Work to complete:
With no addition or omission, return the entries below.

Source data:
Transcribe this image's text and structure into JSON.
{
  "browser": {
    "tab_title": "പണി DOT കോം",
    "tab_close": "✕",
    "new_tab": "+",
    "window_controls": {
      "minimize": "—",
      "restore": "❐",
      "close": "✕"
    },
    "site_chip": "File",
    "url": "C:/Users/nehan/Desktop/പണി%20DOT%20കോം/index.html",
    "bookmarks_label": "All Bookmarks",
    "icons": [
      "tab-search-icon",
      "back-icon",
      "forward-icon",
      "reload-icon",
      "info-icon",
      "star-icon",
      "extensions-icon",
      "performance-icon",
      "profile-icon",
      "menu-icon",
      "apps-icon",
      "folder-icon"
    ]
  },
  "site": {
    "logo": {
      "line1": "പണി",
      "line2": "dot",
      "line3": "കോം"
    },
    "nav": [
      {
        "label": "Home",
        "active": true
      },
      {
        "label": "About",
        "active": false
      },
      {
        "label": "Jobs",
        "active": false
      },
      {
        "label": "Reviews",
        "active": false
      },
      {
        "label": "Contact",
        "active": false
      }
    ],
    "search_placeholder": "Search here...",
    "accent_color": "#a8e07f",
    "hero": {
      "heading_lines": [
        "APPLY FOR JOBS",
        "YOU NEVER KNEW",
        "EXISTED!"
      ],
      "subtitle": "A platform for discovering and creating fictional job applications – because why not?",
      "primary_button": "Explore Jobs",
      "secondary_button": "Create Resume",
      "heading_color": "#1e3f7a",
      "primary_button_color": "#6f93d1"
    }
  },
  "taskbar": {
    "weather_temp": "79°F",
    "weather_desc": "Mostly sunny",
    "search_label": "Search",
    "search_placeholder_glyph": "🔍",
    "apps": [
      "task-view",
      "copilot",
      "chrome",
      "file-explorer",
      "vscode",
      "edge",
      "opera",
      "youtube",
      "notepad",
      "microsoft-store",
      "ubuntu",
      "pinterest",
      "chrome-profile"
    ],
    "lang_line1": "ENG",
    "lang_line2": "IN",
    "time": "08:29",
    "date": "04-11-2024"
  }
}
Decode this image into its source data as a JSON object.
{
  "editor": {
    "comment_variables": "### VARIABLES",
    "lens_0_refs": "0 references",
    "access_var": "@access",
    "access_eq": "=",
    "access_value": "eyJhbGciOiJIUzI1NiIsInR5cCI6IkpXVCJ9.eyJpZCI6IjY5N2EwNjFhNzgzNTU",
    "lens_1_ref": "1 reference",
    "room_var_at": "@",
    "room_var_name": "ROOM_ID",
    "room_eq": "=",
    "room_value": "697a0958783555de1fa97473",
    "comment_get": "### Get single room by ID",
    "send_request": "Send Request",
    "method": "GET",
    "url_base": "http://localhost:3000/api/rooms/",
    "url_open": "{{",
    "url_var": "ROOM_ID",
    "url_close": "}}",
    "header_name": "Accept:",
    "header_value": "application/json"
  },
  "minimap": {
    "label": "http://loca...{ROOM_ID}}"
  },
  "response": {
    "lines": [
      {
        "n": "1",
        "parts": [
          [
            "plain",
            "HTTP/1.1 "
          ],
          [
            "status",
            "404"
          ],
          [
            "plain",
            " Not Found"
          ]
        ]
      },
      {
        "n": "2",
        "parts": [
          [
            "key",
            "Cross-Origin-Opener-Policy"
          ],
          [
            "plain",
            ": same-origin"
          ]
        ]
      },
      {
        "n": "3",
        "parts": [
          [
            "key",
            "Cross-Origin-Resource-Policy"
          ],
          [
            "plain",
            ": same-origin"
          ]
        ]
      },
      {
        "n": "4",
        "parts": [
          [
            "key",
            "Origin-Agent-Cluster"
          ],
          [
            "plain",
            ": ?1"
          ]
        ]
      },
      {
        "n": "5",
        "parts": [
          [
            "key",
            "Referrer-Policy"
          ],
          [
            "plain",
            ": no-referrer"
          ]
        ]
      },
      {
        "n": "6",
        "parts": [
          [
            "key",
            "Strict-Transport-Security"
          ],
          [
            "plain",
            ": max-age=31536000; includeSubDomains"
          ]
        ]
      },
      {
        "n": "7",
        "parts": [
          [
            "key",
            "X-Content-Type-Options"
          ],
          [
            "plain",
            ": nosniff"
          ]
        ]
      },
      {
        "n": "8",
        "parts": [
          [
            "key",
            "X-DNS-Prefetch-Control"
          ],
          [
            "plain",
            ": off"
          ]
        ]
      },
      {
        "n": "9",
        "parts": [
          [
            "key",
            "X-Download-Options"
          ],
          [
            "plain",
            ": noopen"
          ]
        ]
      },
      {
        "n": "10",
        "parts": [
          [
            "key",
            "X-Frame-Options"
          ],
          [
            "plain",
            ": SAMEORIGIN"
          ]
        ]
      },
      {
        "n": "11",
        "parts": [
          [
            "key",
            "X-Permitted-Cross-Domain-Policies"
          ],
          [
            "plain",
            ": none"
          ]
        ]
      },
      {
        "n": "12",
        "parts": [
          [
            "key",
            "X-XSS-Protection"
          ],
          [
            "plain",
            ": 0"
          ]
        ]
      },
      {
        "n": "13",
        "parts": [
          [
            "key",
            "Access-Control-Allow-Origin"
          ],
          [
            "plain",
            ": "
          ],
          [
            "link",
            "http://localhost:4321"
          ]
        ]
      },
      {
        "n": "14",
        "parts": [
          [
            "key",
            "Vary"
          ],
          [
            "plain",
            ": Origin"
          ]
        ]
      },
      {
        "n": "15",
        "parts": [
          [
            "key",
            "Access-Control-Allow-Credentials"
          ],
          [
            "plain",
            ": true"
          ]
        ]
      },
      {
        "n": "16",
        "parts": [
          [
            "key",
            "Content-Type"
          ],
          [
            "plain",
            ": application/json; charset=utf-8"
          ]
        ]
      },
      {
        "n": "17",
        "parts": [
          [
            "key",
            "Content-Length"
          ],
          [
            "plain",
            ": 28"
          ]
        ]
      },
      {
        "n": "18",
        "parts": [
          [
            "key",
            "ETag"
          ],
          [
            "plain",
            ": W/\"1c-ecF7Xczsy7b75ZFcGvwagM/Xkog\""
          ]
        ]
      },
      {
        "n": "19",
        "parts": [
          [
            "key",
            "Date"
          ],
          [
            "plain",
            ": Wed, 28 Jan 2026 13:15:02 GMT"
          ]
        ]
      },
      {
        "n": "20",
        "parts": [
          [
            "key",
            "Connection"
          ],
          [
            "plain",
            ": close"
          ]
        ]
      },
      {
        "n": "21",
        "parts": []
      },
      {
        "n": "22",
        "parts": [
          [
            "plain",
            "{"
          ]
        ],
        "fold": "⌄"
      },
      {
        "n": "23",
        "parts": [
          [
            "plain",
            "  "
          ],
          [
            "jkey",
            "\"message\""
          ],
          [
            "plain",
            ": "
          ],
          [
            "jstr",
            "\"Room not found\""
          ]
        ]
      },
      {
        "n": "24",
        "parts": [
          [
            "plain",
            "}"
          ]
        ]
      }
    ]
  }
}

Expected answer:
Transcribe this image's text and structure into JSON.
{
  "browser": {
    "tab_title": "പണി DOT കോം",
    "tab_close": "✕",
    "new_tab": "+",
    "window_controls": {
      "minimize": "—",
      "restore": "❐",
      "close": "✕"
    },
    "site_chip": "File",
    "url": "C:/Users/nehan/Desktop/പണി%20DOT%20കോം/index.html",
    "bookmarks_label": "All Bookmarks",
    "icons": [
      "tab-search-icon",
      "back-icon",
      "forward-icon",
      "reload-icon",
      "info-icon",
      "star-icon",
      "extensions-icon",
      "performance-icon",
      "profile-icon",
      "menu-icon",
      "apps-icon",
      "folder-icon"
    ]
  },
  "site": {
    "logo": {
      "line1": "പണി",
      "line2": "dot",
      "line3": "കോം"
    },
    "nav": [
      {
        "label": "Home",
        "active": true
      },
      {
        "label": "About",
        "active": false
      },
      {
        "label": "Jobs",
        "active": false
      },
      {
        "label": "Reviews",
        "active": false
      },
      {
        "label": "Contact",
        "active": false
      }
    ],
    "search_placeholder": "Search here...",
    "accent_color": "#a8e07f",
    "hero": {
      "heading_lines": [
        "APPLY FOR JOBS",
        "YOU NEVER KNEW",
        "EXISTED!"
      ],
      "subtitle": "A platform for discovering and creating fictional job applications – because why not?",
      "primary_button": "Explore Jobs",
      "secondary_button": "Create Resume",
      "heading_color": "#1e3f7a",
      "primary_button_color": "#6f93d1"
    }
  },
  "taskbar": {
    "weather_temp": "79°F",
    "weather_desc": "Mostly sunny",
    "search_label": "Search",
    "search_placeholder_glyph": "🔍",
    "apps": [
      "task-view",
      "copilot",
      "chrome",
      "file-explorer",
      "vscode",
      "edge",
      "opera",
      "youtube",
      "notepad",
      "microsoft-store",
      "ubuntu",
      "pinterest",
      "chrome-profile"
    ],
    "lang_line1": "ENG",
    "lang_line2": "IN",
    "time": "08:29",
    "date": "04-11-2024"
  }
}
Decode this image into its source data as a JSON object.
{
  "editor": {
    "comment_variables": "### VARIABLES",
    "lens_0_refs": "0 references",
    "access_var": "@access",
    "access_eq": "=",
    "access_value": "eyJhbGciOiJIUzI1NiIsInR5cCI6IkpXVCJ9.eyJpZCI6IjY5N2EwNjFhNzgzNTU",
    "lens_1_ref": "1 reference",
    "room_var_at": "@",
    "room_var_name": "ROOM_ID",
    "room_eq": "=",
    "room_value": "697a0958783555de1fa97473",
    "comment_get": "### Get single room by ID",
    "send_request": "Send Request",
    "method": "GET",
    "url_base": "http://localhost:3000/api/rooms/",
    "url_open": "{{",
    "url_var": "ROOM_ID",
    "url_close": "}}",
    "header_name": "Accept:",
    "header_value": "application/json"
  },
  "minimap": {
    "label": "http://loca...{ROOM_ID}}"
  },
  "response": {
    "lines": [
      {
        "n": "1",
        "parts": [
          [
            "plain",
            "HTTP/1.1 "
          ],
          [
            "status",
            "404"
          ],
          [
            "plain",
            " Not Found"
          ]
        ]
      },
      {
        "n": "2",
        "parts": [
          [
            "key",
            "Cross-Origin-Opener-Policy"
          ],
          [
            "plain",
            ": same-origin"
          ]
        ]
      },
      {
        "n": "3",
        "parts": [
          [
            "key",
            "Cross-Origin-Resource-Policy"
          ],
          [
            "plain",
            ": same-origin"
          ]
        ]
      },
      {
        "n": "4",
        "parts": [
          [
            "key",
            "Origin-Agent-Cluster"
          ],
          [
            "plain",
            ": ?1"
          ]
        ]
      },
      {
        "n": "5",
        "parts": [
          [
            "key",
            "Referrer-Policy"
          ],
          [
            "plain",
            ": no-referrer"
          ]
        ]
      },
      {
        "n": "6",
        "parts": [
          [
            "key",
            "Strict-Transport-Security"
          ],
          [
            "plain",
            ": max-age=31536000; includeSubDomains"
          ]
        ]
      },
      {
        "n": "7",
        "parts": [
          [
            "key",
            "X-Content-Type-Options"
          ],
          [
            "plain",
            ": nosniff"
          ]
        ]
      },
      {
        "n": "8",
        "parts": [
          [
            "key",
            "X-DNS-Prefetch-Control"
          ],
          [
            "plain",
            ": off"
          ]
        ]
      },
      {
        "n": "9",
        "parts": [
          [
            "key",
            "X-Download-Options"
          ],
          [
            "plain",
            ": noopen"
          ]
        ]
      },
      {
        "n": "10",
        "parts": [
          [
            "key",
            "X-Frame-Options"
          ],
          [
            "plain",
            ": SAMEORIGIN"
          ]
        ]
      },
      {
        "n": "11",
        "parts": [
          [
            "key",
            "X-Permitted-Cross-Domain-Policies"
          ],
          [
            "plain",
            ": none"
          ]
        ]
      },
      {
        "n": "12",
        "parts": [
          [
            "key",
            "X-XSS-Protection"
          ],
          [
            "plain",
            ": 0"
          ]
        ]
      },
      {
        "n": "13",
        "parts": [
          [
            "key",
            "Access-Control-Allow-Origin"
          ],
          [
            "plain",
            ": "
          ],
          [
            "link",
            "http://localhost:4321"
          ]
        ]
      },
      {
        "n": "14",
        "parts": [
          [
            "key",
            "Vary"
          ],
          [
            "plain",
            ": Origin"
          ]
        ]
      },
      {
        "n": "15",
        "parts": [
          [
            "key",
            "Access-Control-Allow-Credentials"
          ],
          [
            "plain",
            ": true"
          ]
        ]
      },
      {
        "n": "16",
        "parts": [
          [
            "key",
            "Content-Type"
          ],
          [
            "plain",
            ": application/json; charset=utf-8"
          ]
        ]
      },
      {
        "n": "17",
        "parts": [
          [
            "key",
            "Content-Length"
          ],
          [
            "plain",
            ": 28"
          ]
        ]
      },
      {
        "n": "18",
        "parts": [
          [
            "key",
            "ETag"
          ],
          [
            "plain",
            ": W/\"1c-ecF7Xczsy7b75ZFcGvwagM/Xkog\""
          ]
        ]
      },
      {
        "n": "19",
        "parts": [
          [
            "key",
            "Date"
          ],
          [
            "plain",
            ": Wed, 28 Jan 2026 13:15:02 GMT"
          ]
        ]
      },
      {
        "n": "20",
        "parts": [
          [
            "key",
            "Connection"
          ],
          [
            "plain",
            ": close"
          ]
        ]
      },
      {
        "n": "21",
        "parts": []
      },
      {
        "n": "22",
        "parts": [
          [
            "plain",
            "{"
          ]
        ],
        "fold": "⌄"
      },
      {
        "n": "23",
        "parts": [
          [
            "plain",
            "  "
          ],
          [
            "jkey",
            "\"message\""
          ],
          [
            "plain",
            ": "
          ],
          [
            "jstr",
            "\"Room not found\""
          ]
        ]
      },
      {
        "n": "24",
        "parts": [
          [
            "plain",
            "}"
          ]
        ]
      }
    ]
  }
}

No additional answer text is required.